The structure developed a crack in July of 2005 at the 52-acre Ronald J Duke Lake in Ryerson State Park, and was later completely drained by the state’s Department of Conservation and Natural Resources. It still remains dry, according to local newspaper the Herald-Standard.
Earlier this year, the group filed suit with the county court against Consol, claiming the operator is at fault for the damage. Both its Enlow Fork and Bailey mines are active in the area, and the coal being produced from a longwall face is likely the root, the group told the paper.
“We notified Consol that we intend to sue them in relation to the situation at Ryerson Station State Park,” DCNR press secretary Christina Novak said. However, because of the pending litigation, no information is being publicly released.
“We are in discussions with the DCNR on their action to give us a notice to sue," said Consol public relations director Joe Cerenzia.

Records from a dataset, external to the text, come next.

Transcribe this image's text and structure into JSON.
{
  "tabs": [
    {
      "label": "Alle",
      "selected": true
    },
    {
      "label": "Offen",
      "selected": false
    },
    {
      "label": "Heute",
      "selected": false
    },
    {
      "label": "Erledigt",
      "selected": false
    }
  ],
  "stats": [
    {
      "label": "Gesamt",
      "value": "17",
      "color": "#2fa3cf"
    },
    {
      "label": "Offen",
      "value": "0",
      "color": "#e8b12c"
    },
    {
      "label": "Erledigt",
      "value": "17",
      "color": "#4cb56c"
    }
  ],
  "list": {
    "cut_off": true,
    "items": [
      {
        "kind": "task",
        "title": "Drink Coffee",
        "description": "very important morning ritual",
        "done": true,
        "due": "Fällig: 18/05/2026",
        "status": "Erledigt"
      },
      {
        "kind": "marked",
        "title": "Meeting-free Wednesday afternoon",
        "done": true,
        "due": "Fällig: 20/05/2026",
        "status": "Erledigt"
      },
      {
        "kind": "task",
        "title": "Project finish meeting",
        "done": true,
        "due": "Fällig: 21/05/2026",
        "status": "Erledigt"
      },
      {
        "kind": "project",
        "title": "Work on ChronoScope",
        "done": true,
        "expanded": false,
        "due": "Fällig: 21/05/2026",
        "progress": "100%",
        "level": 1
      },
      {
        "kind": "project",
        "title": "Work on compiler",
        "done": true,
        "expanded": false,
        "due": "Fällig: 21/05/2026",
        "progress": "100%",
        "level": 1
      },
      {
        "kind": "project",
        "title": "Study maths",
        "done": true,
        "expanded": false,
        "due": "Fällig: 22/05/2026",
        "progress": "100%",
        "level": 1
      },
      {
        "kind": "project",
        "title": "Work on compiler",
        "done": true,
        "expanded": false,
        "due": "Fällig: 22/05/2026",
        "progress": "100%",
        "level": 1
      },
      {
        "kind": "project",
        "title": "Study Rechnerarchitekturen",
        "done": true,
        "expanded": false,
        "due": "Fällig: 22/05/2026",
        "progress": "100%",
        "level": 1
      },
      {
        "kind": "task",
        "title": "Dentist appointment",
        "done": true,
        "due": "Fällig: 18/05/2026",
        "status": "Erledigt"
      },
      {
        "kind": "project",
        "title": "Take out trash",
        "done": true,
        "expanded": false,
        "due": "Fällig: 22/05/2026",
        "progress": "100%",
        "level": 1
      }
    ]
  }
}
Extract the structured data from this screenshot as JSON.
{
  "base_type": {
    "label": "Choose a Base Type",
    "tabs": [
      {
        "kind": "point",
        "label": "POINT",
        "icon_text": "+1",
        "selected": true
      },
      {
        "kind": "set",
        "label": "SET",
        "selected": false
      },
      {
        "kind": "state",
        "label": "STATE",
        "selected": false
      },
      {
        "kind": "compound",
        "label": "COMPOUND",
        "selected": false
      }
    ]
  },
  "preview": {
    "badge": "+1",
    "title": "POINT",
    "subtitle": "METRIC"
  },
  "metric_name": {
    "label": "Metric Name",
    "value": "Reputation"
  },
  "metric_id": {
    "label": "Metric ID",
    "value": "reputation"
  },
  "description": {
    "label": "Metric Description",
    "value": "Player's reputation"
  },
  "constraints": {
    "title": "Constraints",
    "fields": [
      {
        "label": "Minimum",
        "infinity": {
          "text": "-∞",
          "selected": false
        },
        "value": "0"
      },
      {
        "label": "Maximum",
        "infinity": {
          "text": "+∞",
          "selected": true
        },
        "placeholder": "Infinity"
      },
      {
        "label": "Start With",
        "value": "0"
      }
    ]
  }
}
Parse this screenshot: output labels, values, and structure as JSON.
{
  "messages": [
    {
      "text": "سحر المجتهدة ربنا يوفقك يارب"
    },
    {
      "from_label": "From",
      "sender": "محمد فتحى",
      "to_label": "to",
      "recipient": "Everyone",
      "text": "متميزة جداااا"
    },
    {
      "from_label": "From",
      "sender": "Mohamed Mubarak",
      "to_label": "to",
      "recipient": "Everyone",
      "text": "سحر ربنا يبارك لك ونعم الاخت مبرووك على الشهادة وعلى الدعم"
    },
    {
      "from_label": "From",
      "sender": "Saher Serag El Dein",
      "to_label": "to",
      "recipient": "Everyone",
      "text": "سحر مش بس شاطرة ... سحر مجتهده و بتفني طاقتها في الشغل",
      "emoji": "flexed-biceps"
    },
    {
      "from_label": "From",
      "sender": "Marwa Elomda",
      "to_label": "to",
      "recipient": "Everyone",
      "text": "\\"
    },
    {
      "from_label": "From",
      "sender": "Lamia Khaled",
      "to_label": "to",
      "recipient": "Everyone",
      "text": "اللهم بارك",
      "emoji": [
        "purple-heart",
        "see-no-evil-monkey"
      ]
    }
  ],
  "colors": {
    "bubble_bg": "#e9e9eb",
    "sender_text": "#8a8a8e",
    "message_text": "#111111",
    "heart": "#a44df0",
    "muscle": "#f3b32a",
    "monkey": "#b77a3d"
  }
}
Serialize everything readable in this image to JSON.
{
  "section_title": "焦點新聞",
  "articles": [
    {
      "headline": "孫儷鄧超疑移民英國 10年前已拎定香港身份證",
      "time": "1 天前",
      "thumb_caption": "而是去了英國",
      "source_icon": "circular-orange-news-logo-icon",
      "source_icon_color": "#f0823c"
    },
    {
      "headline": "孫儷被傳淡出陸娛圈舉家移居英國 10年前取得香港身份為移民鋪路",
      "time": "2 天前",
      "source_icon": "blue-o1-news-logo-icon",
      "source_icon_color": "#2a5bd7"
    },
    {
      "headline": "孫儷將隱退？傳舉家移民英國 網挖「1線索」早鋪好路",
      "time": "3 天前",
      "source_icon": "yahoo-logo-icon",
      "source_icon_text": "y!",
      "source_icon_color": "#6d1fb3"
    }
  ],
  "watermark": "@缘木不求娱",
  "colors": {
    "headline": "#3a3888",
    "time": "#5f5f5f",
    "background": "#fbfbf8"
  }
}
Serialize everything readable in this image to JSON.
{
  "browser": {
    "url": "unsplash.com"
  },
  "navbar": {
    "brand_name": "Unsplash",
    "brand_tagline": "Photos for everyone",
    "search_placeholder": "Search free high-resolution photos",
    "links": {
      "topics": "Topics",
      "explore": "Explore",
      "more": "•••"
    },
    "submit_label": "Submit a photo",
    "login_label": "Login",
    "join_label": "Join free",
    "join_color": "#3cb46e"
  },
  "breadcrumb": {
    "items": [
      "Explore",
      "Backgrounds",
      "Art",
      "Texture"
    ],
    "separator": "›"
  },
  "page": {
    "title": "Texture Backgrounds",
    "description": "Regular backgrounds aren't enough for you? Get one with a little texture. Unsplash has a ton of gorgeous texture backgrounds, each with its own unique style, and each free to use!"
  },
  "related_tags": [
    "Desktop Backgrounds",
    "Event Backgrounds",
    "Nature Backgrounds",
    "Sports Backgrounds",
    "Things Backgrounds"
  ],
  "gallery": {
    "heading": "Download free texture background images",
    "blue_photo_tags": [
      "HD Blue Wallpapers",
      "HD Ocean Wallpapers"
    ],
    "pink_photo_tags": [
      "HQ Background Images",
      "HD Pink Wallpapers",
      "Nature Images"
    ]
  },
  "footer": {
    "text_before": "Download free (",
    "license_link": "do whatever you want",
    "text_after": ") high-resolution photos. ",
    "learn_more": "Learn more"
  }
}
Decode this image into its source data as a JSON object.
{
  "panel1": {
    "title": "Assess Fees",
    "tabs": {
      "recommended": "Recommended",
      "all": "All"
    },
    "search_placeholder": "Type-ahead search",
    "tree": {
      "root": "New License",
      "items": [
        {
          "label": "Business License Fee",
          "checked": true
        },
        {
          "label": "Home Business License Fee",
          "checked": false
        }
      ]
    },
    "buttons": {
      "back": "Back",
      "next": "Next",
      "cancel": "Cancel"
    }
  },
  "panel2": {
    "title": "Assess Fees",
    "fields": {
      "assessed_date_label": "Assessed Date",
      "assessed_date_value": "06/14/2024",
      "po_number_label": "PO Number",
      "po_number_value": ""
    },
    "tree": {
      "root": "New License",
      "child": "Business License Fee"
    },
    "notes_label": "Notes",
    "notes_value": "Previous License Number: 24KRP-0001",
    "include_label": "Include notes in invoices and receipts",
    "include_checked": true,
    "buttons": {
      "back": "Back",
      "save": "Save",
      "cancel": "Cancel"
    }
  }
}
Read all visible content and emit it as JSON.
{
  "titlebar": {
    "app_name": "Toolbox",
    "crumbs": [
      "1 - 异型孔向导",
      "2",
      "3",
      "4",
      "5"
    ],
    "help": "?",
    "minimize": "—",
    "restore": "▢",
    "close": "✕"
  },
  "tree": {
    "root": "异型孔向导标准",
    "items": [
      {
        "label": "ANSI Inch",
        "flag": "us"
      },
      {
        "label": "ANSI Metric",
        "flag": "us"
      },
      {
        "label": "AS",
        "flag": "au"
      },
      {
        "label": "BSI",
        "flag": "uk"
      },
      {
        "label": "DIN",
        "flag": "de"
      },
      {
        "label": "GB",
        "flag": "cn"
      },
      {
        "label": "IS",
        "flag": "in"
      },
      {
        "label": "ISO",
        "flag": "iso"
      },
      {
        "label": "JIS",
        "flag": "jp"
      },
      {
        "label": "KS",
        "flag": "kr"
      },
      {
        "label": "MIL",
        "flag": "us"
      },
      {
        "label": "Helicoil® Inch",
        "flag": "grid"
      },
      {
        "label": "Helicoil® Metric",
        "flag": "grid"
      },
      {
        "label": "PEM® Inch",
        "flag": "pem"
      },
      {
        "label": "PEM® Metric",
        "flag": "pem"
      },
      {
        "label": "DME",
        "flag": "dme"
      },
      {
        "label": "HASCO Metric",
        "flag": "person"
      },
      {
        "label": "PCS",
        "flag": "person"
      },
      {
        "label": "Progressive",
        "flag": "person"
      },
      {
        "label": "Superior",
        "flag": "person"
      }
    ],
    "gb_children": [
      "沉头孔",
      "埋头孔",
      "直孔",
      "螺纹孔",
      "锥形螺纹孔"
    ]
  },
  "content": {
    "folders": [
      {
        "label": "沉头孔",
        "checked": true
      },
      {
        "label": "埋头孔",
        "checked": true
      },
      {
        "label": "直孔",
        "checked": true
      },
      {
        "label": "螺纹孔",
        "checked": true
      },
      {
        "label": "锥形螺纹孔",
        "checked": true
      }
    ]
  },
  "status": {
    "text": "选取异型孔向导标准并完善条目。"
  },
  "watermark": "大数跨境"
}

“We are in discussion with them over the situation at Duke Lake and Ryerson Station State Park [and] a potential resolution based on whatever evidence they present to us.”
Neither party was able to report to the Herald-Standard if the cause of the damage has been determined.
James Kleissler, executive director of the Washington-based Center for Coalfield Justice, said a lawsuit is not a good reason to withhold the information.
“There's no real benefit in withholding it from the public,” Kleissler said. “Releasing it to the public would not prevent the DCNR from proceeding with litigation against Consol. It would have to give up its discovery in litigation anyway."
The groups seeking further information are frustrated with its non-disclosure, but more so that the DCNR and Consol are in talks to discuss a solution.
“Pennsylvania's public land agencies are charged with serving the public good, not the private desires of coal corporations,” Center for Coalfield Justice board member Phil Coleman told the news outlet.
“Entering private negotiations with Consol Coal before fulfilling the DCNR's responsibility to inform the public undermines the public trust [in] our State Government.”
Mountain Watershed Association executive director Bev Braverman added: “The loss of the public asset of Duke Lake was not the result of coincidence. The DCNR has compiled a report, but has entered into private negotiations with the coal corporation while keeping their findings hidden from public view.”